On the behavioural side of human enterprise, beyond methodology and technology, beyond policy and administration, are expectations of effective inter-personal and organisational communication and cultivation of decency and common sense to establish an environment of cooperative social action and spirit of reconciliation, assimilation and integration. Consoling a broken heart is a wonderful cause. Politicians and administrators need to know that reality makes its own space that cannot be denied. Study of stress and coping suggests approaches to governing of men to create soothing effect because words have power to impact. Review of traditional models used in public administration suggests fresh idioms and analogies, uniquely useful. History, case studies and new areas of research could provide a vision for a better future. Literature is an important resource, for it complements and supplements what is gained from professional writings.

The bureaucratic model often ‘forces’ the material of administrative history. It is useful for perceiving similarities between business and governmental institutions in the modern period of the west, and for similar purposes. But when it is used in studying the cooperative endeavour of distant times or other cultures, it forces upon them a modern western interpretation which is inappropriate. Situations that are not modern or western are made to appear “primitive” because of not fitting in western culture, the Germany of Max Weber in particular.

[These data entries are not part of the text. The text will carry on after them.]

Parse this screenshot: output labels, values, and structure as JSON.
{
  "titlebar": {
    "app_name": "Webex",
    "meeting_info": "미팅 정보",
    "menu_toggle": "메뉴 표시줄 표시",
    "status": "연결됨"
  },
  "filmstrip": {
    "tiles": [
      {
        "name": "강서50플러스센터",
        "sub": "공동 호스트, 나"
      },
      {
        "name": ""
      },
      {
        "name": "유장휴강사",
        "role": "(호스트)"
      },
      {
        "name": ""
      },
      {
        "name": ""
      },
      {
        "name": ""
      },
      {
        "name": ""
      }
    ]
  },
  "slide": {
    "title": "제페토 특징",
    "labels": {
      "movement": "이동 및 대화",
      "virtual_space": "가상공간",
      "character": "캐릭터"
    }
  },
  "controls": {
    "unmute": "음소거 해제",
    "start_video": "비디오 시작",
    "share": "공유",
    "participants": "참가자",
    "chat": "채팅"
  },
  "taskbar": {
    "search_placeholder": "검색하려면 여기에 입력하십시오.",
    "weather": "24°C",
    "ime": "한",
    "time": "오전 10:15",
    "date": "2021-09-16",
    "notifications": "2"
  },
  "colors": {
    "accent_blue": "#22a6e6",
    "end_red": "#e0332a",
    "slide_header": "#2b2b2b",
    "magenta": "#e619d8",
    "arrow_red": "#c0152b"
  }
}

The lens of rational co-operative action could bring into meaningful focus a wide variety of human situations. It can be used in developing policy and strategy for nation building as well as promotion of international relations and human rights. One advantage of the bureaucratic perspective is that it applies more easily to a situation for which there is no written record. A central question is “How has the human species managed to achieve an increasingly high level of cooperation, evidenced by more complex societies and multiplication of numbers of humans?” in answering this question, it will be discovered that a great deal is relevant before and beyond the bureaucratic framework. Another advantage of the perspective of rational co-operative action is that it permits a fuller and more perceptive account for the factor of physical technology in human co-operation.

We do not know where, in the literature in which administration is the avowed centre of interest, one would find such matters probed. What areas of administrative history have been explored, and what remain unexplored and appear promising? Ancient administration needs to be scrutinised by someone who is not only interested centrally in administration but who is prepared to make use of some of the sharper conceptual tools of contemporary social science. Some evidence indicates, for example, that while the Romans may have borrowed some political theories from the Greek archipelago, they borrowed some administrative technology from the Nile Valley. Research has to verify facts. It needs resolve, time and resources.

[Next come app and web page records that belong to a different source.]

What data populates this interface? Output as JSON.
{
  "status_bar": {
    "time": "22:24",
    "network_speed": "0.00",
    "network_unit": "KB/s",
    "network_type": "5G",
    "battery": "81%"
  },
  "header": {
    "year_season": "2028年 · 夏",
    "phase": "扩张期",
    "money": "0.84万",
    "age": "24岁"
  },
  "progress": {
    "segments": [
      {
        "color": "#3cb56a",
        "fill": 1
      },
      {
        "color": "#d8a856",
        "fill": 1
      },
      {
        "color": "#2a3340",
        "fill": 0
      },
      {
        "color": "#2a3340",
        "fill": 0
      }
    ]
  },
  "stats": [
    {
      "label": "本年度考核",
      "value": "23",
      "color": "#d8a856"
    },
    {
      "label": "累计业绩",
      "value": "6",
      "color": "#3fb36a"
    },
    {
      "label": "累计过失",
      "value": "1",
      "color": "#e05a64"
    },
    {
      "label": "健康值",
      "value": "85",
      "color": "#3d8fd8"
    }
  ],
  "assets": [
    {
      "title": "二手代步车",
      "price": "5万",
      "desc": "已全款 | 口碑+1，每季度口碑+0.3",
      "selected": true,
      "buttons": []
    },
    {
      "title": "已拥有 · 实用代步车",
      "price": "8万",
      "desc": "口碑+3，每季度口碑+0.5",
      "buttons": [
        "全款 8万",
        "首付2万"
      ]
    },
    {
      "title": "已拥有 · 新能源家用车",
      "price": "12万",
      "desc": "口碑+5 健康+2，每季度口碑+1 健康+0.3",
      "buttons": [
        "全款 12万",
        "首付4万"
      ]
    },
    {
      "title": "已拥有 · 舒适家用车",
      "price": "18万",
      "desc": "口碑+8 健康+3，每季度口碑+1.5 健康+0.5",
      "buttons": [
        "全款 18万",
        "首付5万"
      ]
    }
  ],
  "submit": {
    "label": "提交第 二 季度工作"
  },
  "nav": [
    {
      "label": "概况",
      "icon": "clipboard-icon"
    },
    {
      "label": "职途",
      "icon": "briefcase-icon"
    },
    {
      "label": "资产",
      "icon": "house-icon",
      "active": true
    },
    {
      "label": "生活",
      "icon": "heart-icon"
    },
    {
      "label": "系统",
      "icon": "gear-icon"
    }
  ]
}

Histories of Greece and Rome show that incompetence of administration and the breakdown of administration accompanied the disintegration of the state and civilisations. Important social science research is possible into the relationship between administrators and the rise and fall of what we call civilisation.

From a foreign policy perspective, more of the facts that continue to be unexposed need research for the world at large and diplomats and politicians in particular to help resolve conflicts such as the Kashmir dispute and the Palestine issue. The international community is surprisingly unaware of existing brutalities and future dangers that confront humanity mostly in the less developed world. My heroes are your terrorists as long we do not make an effort to understand the nature of global terrorism, prejudice and hate. The East and West, all may be aware of Islamophobia and Xenophobia. But have effective measures been taken against hate mongers? Obviously, it is inaction and apathy that leads to problems that grow into crises beyond control and containment. Perceptions need to be correct, not based on ignorance and deceit.

From the view point of economic development and improved bilateral and multilateral relations, countries need to focus on trade and commerce and administration of mercantilism. Some preconditions have to be satisfied and firmly institutionalised. A culture of hostility and war-mongering never enables the promotion of administration of mercantilism. Development and progress needs an environment of peace and security. Moreover, lack of concern with the mercantile experience may owe something to the historical victory, of free trade thinking of the nineteenth century, to a passive, lingering suspicion that mercantilism was all a gigantic mistake in human history, corrected by Adam Smith.

We need to broaden our vision. It is necessary to crawl out of our professional shell. Adequate histories of the development of public policies in the respective functional areas as well as of personalities and developing technologies would be especially valuable. We need to learn from our experiences to discover blind spots. Administration is the central character of modern government. Decency and common sense can help us focus on real issues.